What this task involves
Where in the entries below does "icon" appear? Copy every line that has it.

Data for this task
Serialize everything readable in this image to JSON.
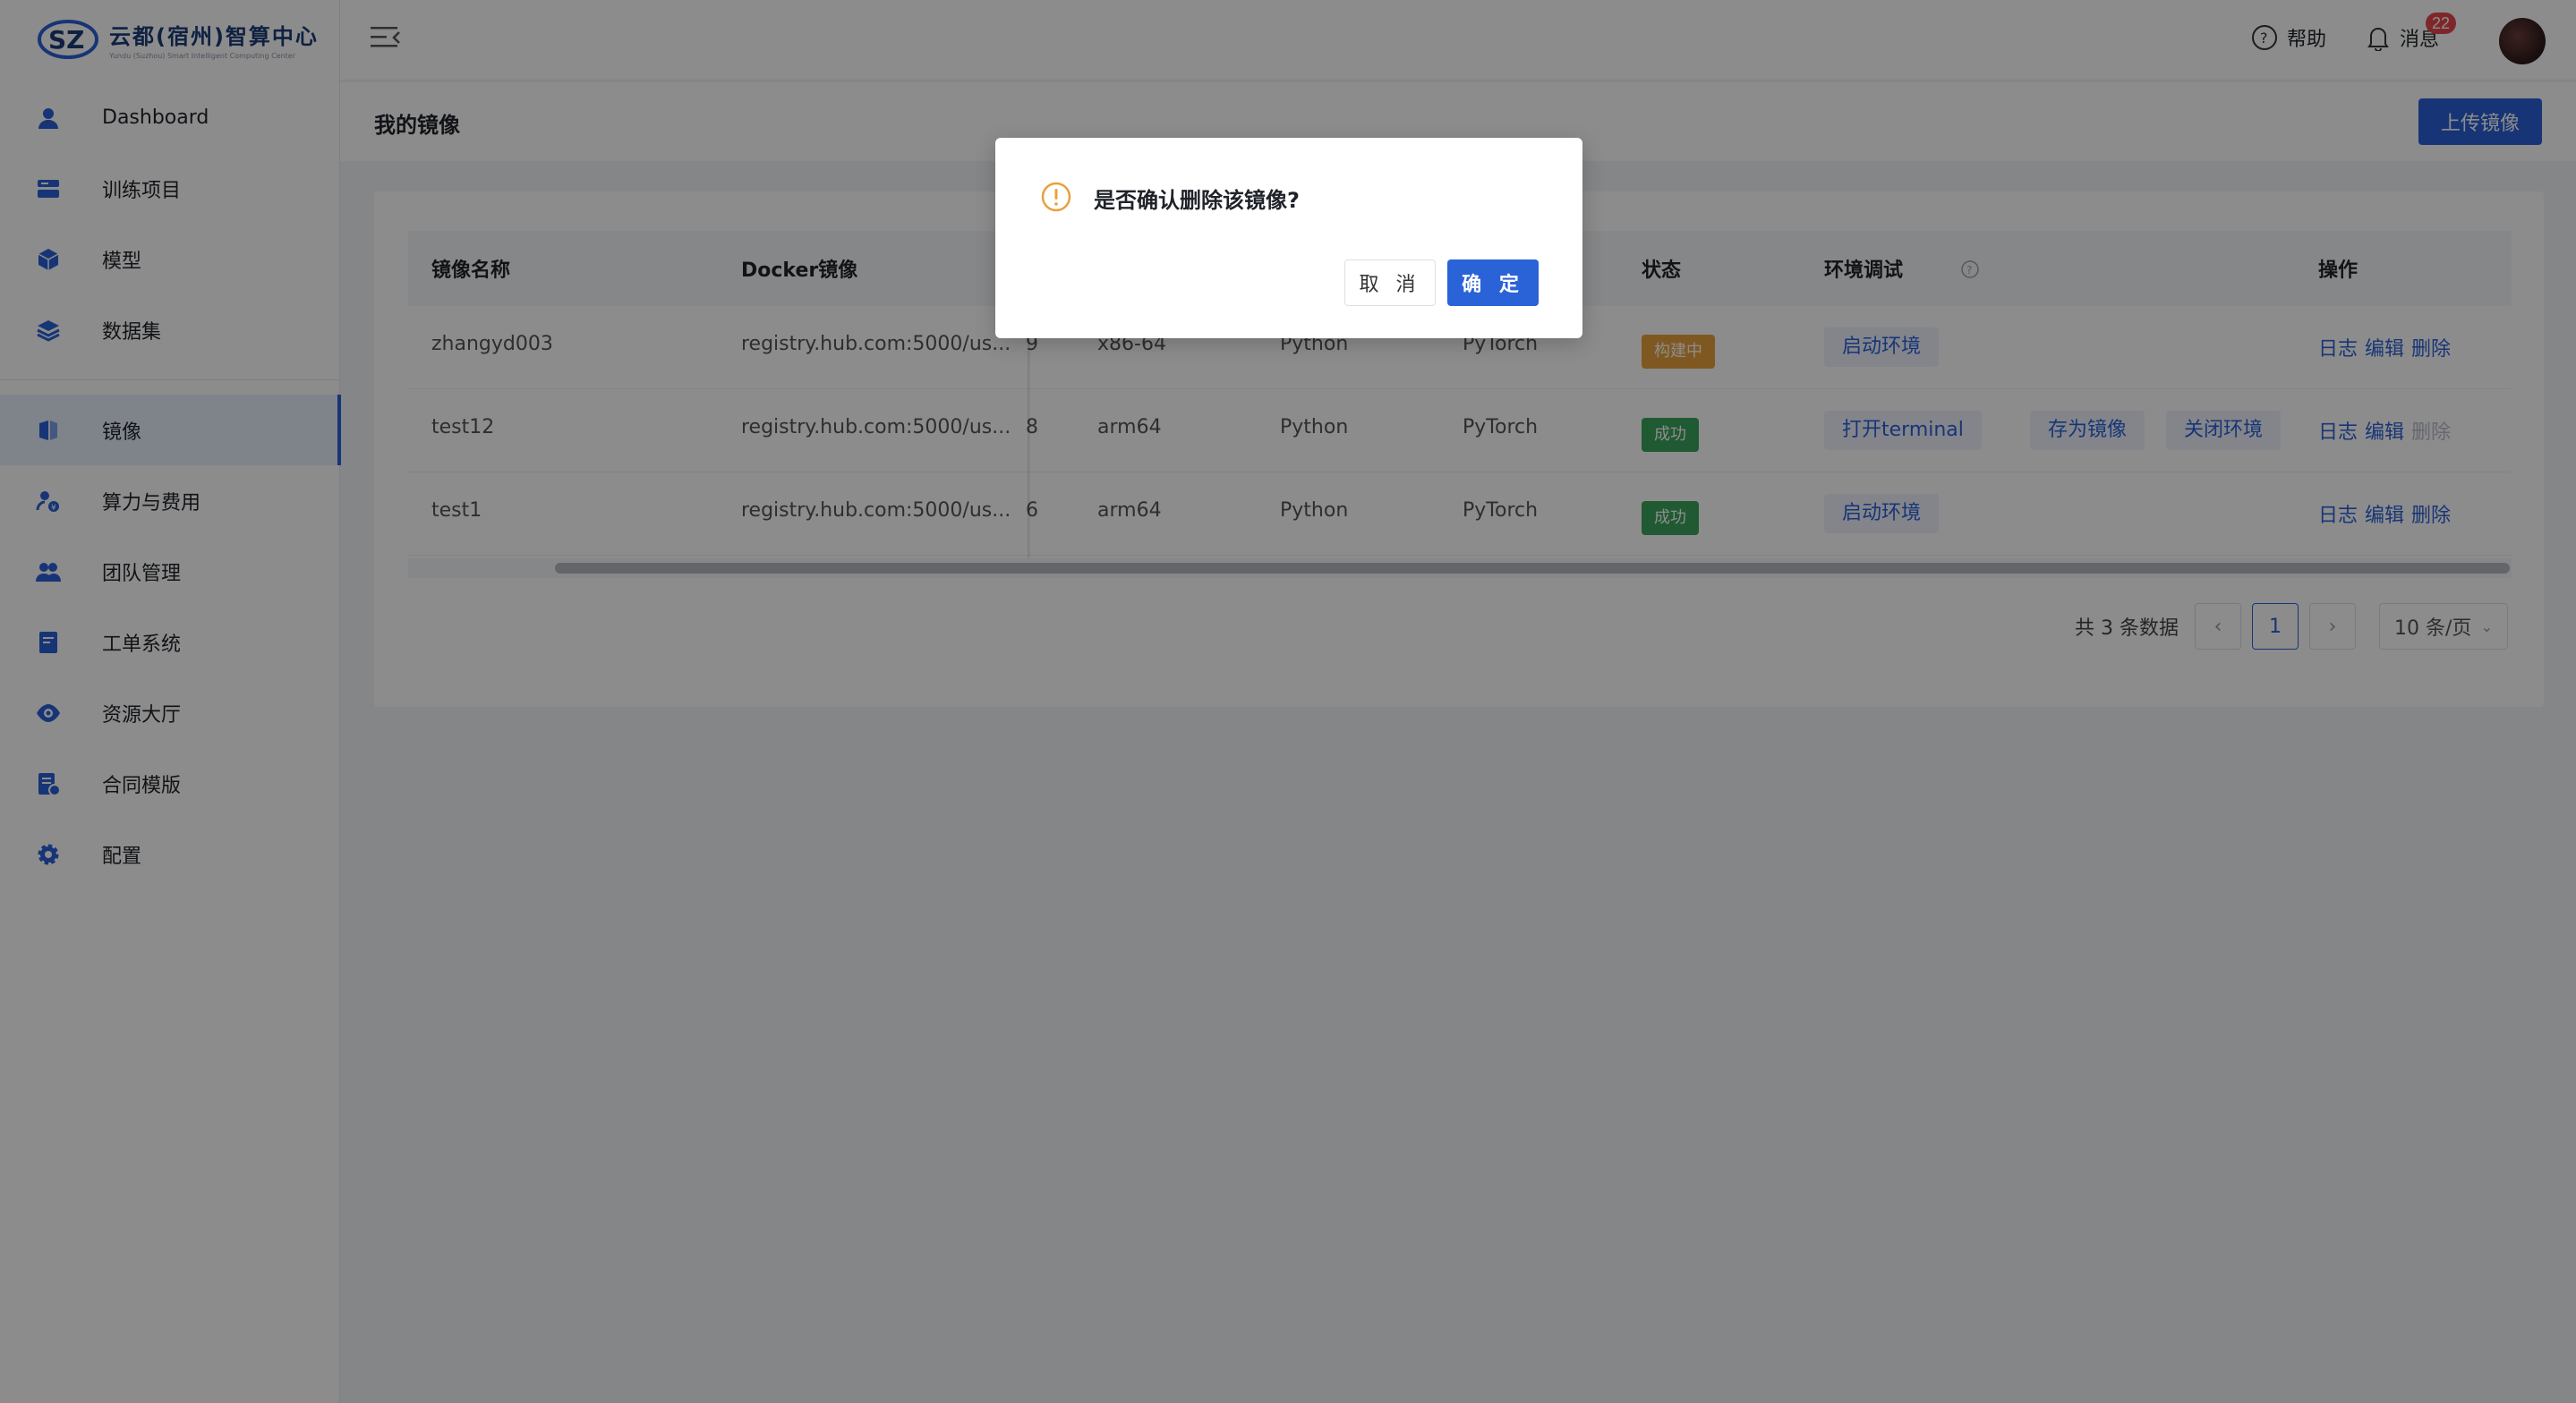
{
  "brand": {
    "title": "云都(宿州)智算中心",
    "subtitle": "Yundu (Suzhou) Smart Intelligent Computing Center"
  },
  "sidebar": {
    "items": [
      {
        "label": "Dashboard",
        "icon": "user-icon"
      },
      {
        "label": "训练项目",
        "icon": "training-icon"
      },
      {
        "label": "模型",
        "icon": "cube-icon"
      },
      {
        "label": "数据集",
        "icon": "layers-icon"
      },
      {
        "label": "镜像",
        "icon": "image-icon",
        "active": true
      },
      {
        "label": "算力与费用",
        "icon": "compute-cost-icon"
      },
      {
        "label": "团队管理",
        "icon": "team-icon"
      },
      {
        "label": "工单系统",
        "icon": "ticket-icon"
      },
      {
        "label": "资源大厅",
        "icon": "eye-icon"
      },
      {
        "label": "合同模版",
        "icon": "contract-icon"
      },
      {
        "label": "配置",
        "icon": "gear-icon"
      }
    ]
  },
  "header": {
    "help_label": "帮助",
    "messages_label": "消息",
    "messages_count": "22"
  },
  "page": {
    "title": "我的镜像",
    "upload_label": "上传镜像"
  },
  "table": {
    "columns": {
      "name": "镜像名称",
      "docker": "Docker镜像",
      "status": "状态",
      "env_debug": "环境调试",
      "actions": "操作"
    },
    "rows": [
      {
        "name": "zhangyd003",
        "docker": "registry.hub.com:5000/us...",
        "partial": "9",
        "arch": "x86-64",
        "language": "Python",
        "framework": "PyTorch",
        "status": "构建中",
        "env_actions": [
          "启动环境"
        ],
        "log": "日志",
        "edit": "编辑",
        "delete": "删除"
      },
      {
        "name": "test12",
        "docker": "registry.hub.com:5000/us...",
        "partial": "8",
        "arch": "arm64",
        "language": "Python",
        "framework": "PyTorch",
        "status": "成功",
        "env_actions": [
          "打开terminal",
          "存为镜像",
          "关闭环境"
        ],
        "log": "日志",
        "edit": "编辑",
        "delete": "删除"
      },
      {
        "name": "test1",
        "docker": "registry.hub.com:5000/us...",
        "partial": "6",
        "arch": "arm64",
        "language": "Python",
        "framework": "PyTorch",
        "status": "成功",
        "env_actions": [
          "启动环境"
        ],
        "log": "日志",
        "edit": "编辑",
        "delete": "删除"
      }
    ]
  },
  "pagination": {
    "total": "共 3 条数据",
    "current_page": "1",
    "page_size": "10 条/页"
  },
  "dialog": {
    "message": "是否确认删除该镜像?",
    "cancel_label": "取 消",
    "ok_label": "确 定"
  },
  "colors": {
    "primary": "#2a62d8",
    "warning": "#e8a13c",
    "success": "#3ba55c",
    "badge": "#e5484d"
  }
}
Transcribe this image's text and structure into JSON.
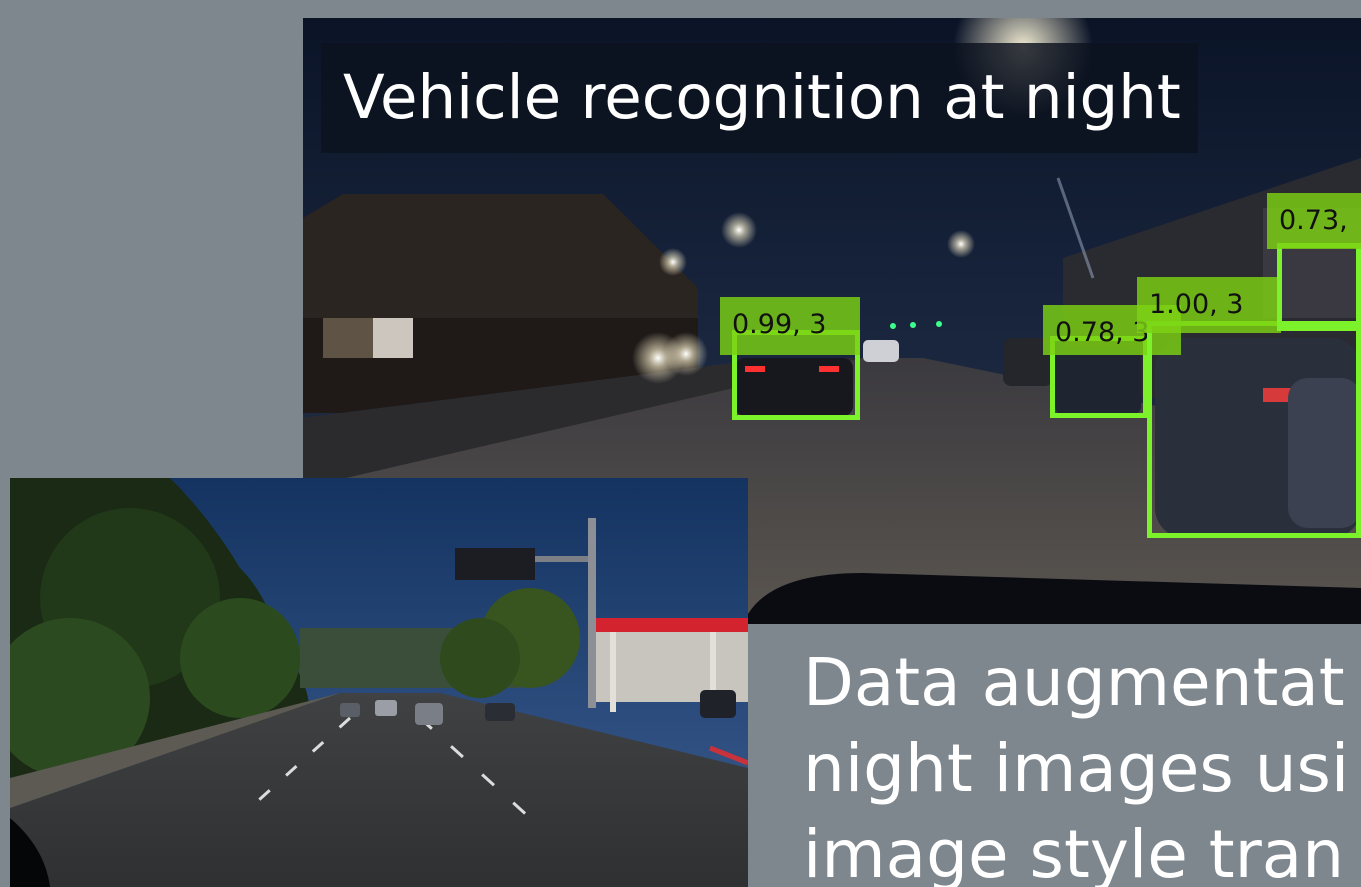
{
  "slide": {
    "night_title": "Vehicle recognition at night",
    "detections": [
      {
        "label": "0.99, 3"
      },
      {
        "label": "0.78, 3"
      },
      {
        "label": "1.00, 3"
      },
      {
        "label": "0.73,"
      }
    ],
    "caption_lines": [
      "Data augmentat",
      "night images usi",
      "image style tran"
    ],
    "colors": {
      "background": "#7e878e",
      "box": "#7cf22a",
      "label_bg": "#7cd214",
      "title_bg": "#0c121e",
      "text": "#ffffff"
    }
  }
}
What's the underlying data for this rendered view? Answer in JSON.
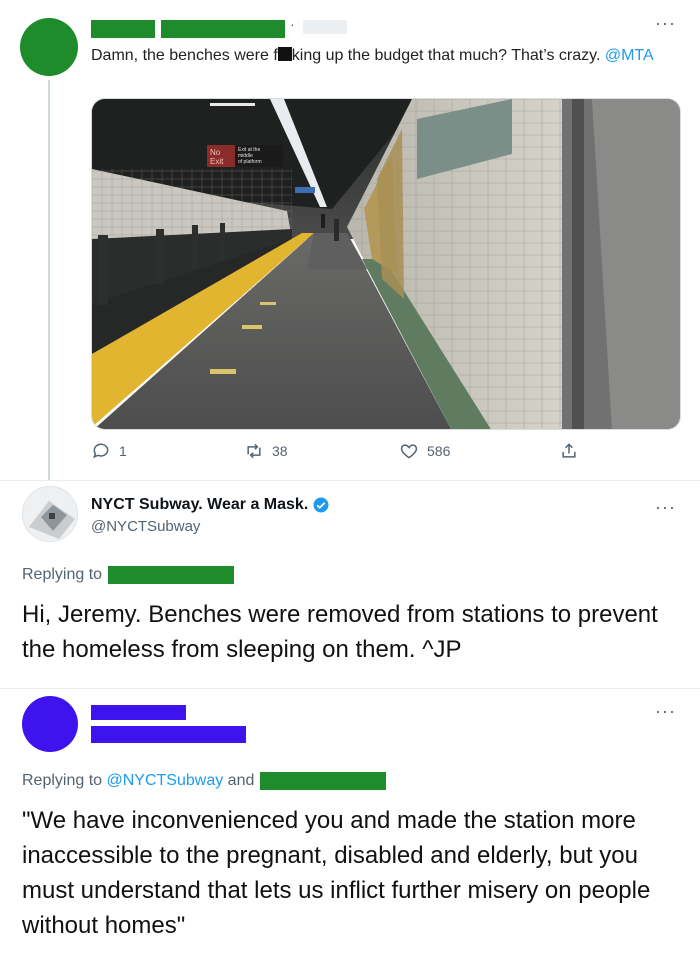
{
  "tweet1": {
    "text_part1": "Damn, the benches were f",
    "text_part2": "king up the budget that much? That’s crazy. ",
    "mention": "@MTA",
    "more": "···",
    "actions": {
      "reply_count": "1",
      "retweet_count": "38",
      "like_count": "586"
    }
  },
  "tweet2": {
    "display_name": "NYCT Subway. Wear a Mask.",
    "handle": "@NYCTSubway",
    "more": "···",
    "replying_label": "Replying to",
    "body": "Hi, Jeremy. Benches were removed from stations to prevent the homeless from sleeping on them. ^JP"
  },
  "tweet3": {
    "more": "···",
    "replying_label": "Replying to",
    "replying_mention": "@NYCTSubway",
    "replying_and": "and",
    "body": "\"We have inconvenienced you and made the station more inaccessible to the pregnant, disabled and elderly, but you must understand that lets us inflict further misery on people without homes\""
  },
  "photo": {
    "sign_line1": "No",
    "sign_line2": "Exit",
    "sign_small1": "Exit at the",
    "sign_small2": "middle",
    "sign_small3": "of platform"
  },
  "colors": {
    "redaction_green": "#1e8c2a",
    "redaction_blue": "#3f13ee",
    "link": "#1d9bf0",
    "verified": "#1d9bf0",
    "muted": "#536471"
  }
}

Problem solution
        "icon": "user-icon"
        "icon": "training-icon"
        "icon": "cube-icon"
        "icon": "layers-icon"
        "icon": "image-icon",
        "icon": "compute-cost-icon"
        "icon": "team-icon"
        "icon": "ticket-icon"
        "icon": "eye-icon"
        "icon": "contract-icon"
        "icon": "gear-icon"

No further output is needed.